BEGIN Input data
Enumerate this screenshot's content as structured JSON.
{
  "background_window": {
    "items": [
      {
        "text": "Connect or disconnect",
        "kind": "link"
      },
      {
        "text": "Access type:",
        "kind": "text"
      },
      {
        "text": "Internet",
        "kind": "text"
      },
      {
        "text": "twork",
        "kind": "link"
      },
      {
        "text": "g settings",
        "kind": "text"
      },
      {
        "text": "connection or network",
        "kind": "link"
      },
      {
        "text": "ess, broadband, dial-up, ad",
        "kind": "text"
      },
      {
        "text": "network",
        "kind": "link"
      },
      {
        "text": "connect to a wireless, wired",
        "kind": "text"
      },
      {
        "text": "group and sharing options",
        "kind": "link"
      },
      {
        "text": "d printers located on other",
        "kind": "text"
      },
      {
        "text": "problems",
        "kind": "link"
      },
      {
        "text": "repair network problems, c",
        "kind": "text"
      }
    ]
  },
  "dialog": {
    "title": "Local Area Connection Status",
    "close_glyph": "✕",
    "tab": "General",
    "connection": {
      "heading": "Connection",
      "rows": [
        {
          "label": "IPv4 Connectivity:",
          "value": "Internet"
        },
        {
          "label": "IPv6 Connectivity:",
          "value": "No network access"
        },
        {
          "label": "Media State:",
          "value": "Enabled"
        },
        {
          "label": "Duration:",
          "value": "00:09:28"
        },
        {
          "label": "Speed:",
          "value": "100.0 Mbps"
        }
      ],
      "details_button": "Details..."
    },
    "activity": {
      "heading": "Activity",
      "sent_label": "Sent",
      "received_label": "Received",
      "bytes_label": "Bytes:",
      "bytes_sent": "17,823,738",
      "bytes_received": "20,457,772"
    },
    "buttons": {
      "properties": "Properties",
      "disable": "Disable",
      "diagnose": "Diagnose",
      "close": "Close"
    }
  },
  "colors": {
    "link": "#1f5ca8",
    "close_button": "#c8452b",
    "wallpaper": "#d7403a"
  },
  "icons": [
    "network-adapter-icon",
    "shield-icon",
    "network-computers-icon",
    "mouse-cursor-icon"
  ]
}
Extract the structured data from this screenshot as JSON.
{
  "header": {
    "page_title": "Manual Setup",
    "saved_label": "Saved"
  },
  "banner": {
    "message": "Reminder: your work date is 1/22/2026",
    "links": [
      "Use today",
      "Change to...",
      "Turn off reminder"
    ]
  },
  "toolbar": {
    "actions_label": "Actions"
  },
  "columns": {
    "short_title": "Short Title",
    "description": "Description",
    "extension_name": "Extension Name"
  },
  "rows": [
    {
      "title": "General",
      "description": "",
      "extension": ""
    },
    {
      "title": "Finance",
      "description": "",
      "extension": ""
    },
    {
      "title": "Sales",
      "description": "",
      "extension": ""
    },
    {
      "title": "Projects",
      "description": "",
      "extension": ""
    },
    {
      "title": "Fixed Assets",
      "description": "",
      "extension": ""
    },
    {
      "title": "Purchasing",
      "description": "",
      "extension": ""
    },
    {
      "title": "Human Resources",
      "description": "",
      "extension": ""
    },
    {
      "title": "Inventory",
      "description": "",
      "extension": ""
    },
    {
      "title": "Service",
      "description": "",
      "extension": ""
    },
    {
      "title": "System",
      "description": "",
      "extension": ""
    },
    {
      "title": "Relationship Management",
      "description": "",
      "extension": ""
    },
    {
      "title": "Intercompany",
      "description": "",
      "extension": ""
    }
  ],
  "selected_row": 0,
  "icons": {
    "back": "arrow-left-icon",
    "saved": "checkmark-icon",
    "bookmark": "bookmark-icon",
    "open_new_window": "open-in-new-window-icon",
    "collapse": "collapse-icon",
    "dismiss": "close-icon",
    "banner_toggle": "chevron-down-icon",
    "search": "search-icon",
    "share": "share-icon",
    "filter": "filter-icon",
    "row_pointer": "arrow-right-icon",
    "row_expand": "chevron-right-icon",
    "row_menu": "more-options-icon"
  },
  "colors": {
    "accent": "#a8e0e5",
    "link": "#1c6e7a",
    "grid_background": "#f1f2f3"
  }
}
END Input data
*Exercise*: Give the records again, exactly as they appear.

*Reply*:
Enumerate this screenshot's content as structured JSON.
{
  "background_window": {
    "items": [
      {
        "text": "Connect or disconnect",
        "kind": "link"
      },
      {
        "text": "Access type:",
        "kind": "text"
      },
      {
        "text": "Internet",
        "kind": "text"
      },
      {
        "text": "twork",
        "kind": "link"
      },
      {
        "text": "g settings",
        "kind": "text"
      },
      {
        "text": "connection or network",
        "kind": "link"
      },
      {
        "text": "ess, broadband, dial-up, ad",
        "kind": "text"
      },
      {
        "text": "network",
        "kind": "link"
      },
      {
        "text": "connect to a wireless, wired",
        "kind": "text"
      },
      {
        "text": "group and sharing options",
        "kind": "link"
      },
      {
        "text": "d printers located on other",
        "kind": "text"
      },
      {
        "text": "problems",
        "kind": "link"
      },
      {
        "text": "repair network problems, c",
        "kind": "text"
      }
    ]
  },
  "dialog": {
    "title": "Local Area Connection Status",
    "close_glyph": "✕",
    "tab": "General",
    "connection": {
      "heading": "Connection",
      "rows": [
        {
          "label": "IPv4 Connectivity:",
          "value": "Internet"
        },
        {
          "label": "IPv6 Connectivity:",
          "value": "No network access"
        },
        {
          "label": "Media State:",
          "value": "Enabled"
        },
        {
          "label": "Duration:",
          "value": "00:09:28"
        },
        {
          "label": "Speed:",
          "value": "100.0 Mbps"
        }
      ],
      "details_button": "Details..."
    },
    "activity": {
      "heading": "Activity",
      "sent_label": "Sent",
      "received_label": "Received",
      "bytes_label": "Bytes:",
      "bytes_sent": "17,823,738",
      "bytes_received": "20,457,772"
    },
    "buttons": {
      "properties": "Properties",
      "disable": "Disable",
      "diagnose": "Diagnose",
      "close": "Close"
    }
  },
  "colors": {
    "link": "#1f5ca8",
    "close_button": "#c8452b",
    "wallpaper": "#d7403a"
  },
  "icons": [
    "network-adapter-icon",
    "shield-icon",
    "network-computers-icon",
    "mouse-cursor-icon"
  ]
}
Extract the structured data from this screenshot as JSON.
{
  "header": {
    "page_title": "Manual Setup",
    "saved_label": "Saved"
  },
  "banner": {
    "message": "Reminder: your work date is 1/22/2026",
    "links": [
      "Use today",
      "Change to...",
      "Turn off reminder"
    ]
  },
  "toolbar": {
    "actions_label": "Actions"
  },
  "columns": {
    "short_title": "Short Title",
    "description": "Description",
    "extension_name": "Extension Name"
  },
  "rows": [
    {
      "title": "General",
      "description": "",
      "extension": ""
    },
    {
      "title": "Finance",
      "description": "",
      "extension": ""
    },
    {
      "title": "Sales",
      "description": "",
      "extension": ""
    },
    {
      "title": "Projects",
      "description": "",
      "extension": ""
    },
    {
      "title": "Fixed Assets",
      "description": "",
      "extension": ""
    },
    {
      "title": "Purchasing",
      "description": "",
      "extension": ""
    },
    {
      "title": "Human Resources",
      "description": "",
      "extension": ""
    },
    {
      "title": "Inventory",
      "description": "",
      "extension": ""
    },
    {
      "title": "Service",
      "description": "",
      "extension": ""
    },
    {
      "title": "System",
      "description": "",
      "extension": ""
    },
    {
      "title": "Relationship Management",
      "description": "",
      "extension": ""
    },
    {
      "title": "Intercompany",
      "description": "",
      "extension": ""
    }
  ],
  "selected_row": 0,
  "icons": {
    "back": "arrow-left-icon",
    "saved": "checkmark-icon",
    "bookmark": "bookmark-icon",
    "open_new_window": "open-in-new-window-icon",
    "collapse": "collapse-icon",
    "dismiss": "close-icon",
    "banner_toggle": "chevron-down-icon",
    "search": "search-icon",
    "share": "share-icon",
    "filter": "filter-icon",
    "row_pointer": "arrow-right-icon",
    "row_expand": "chevron-right-icon",
    "row_menu": "more-options-icon"
  },
  "colors": {
    "accent": "#a8e0e5",
    "link": "#1c6e7a",
    "grid_background": "#f1f2f3"
  }
}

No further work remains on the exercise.